## Provided entries
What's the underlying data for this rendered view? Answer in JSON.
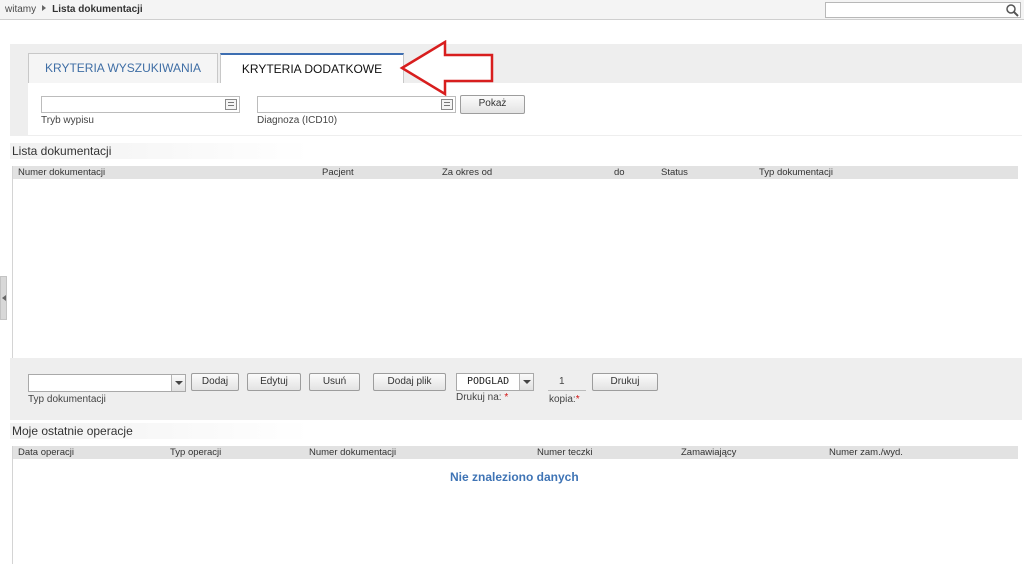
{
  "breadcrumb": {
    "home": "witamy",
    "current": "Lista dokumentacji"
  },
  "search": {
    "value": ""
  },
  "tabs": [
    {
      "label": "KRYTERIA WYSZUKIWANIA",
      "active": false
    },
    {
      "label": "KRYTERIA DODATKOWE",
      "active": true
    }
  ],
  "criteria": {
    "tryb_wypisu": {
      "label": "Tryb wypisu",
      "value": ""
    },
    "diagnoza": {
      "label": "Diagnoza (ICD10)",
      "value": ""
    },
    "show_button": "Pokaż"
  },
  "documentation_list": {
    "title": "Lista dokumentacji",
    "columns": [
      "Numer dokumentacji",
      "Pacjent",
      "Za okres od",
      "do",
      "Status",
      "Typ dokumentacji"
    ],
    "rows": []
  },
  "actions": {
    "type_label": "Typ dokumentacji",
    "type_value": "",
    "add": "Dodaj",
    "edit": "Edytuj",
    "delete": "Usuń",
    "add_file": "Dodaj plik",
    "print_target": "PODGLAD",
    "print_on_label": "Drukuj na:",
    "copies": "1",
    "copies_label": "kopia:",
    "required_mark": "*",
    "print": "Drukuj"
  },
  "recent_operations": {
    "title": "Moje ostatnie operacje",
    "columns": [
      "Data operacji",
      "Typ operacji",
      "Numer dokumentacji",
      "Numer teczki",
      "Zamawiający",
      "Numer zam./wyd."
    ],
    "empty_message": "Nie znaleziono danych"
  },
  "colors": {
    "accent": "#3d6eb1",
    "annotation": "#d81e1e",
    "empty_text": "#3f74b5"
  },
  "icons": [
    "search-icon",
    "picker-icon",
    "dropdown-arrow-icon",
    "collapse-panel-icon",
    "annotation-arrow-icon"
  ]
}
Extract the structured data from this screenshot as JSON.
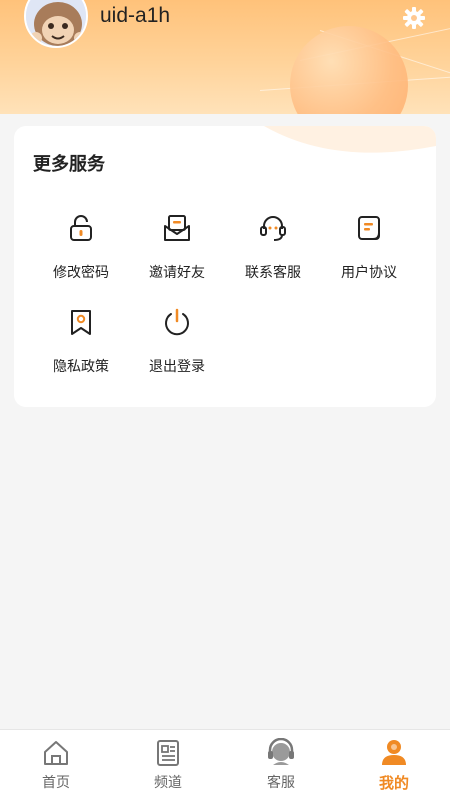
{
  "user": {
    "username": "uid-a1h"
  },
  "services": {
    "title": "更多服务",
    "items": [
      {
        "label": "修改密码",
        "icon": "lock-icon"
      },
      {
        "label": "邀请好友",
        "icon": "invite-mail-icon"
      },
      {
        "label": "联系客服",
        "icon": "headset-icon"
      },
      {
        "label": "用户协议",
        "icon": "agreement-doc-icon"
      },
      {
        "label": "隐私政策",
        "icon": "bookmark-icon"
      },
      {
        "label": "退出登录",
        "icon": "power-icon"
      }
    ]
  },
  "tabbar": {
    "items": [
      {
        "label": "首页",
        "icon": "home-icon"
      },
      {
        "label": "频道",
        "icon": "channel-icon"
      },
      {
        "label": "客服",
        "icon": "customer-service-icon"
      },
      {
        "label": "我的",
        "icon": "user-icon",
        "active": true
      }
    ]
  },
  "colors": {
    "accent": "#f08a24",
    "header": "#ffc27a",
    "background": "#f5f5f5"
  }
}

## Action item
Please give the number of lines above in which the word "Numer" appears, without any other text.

## Problem solution
4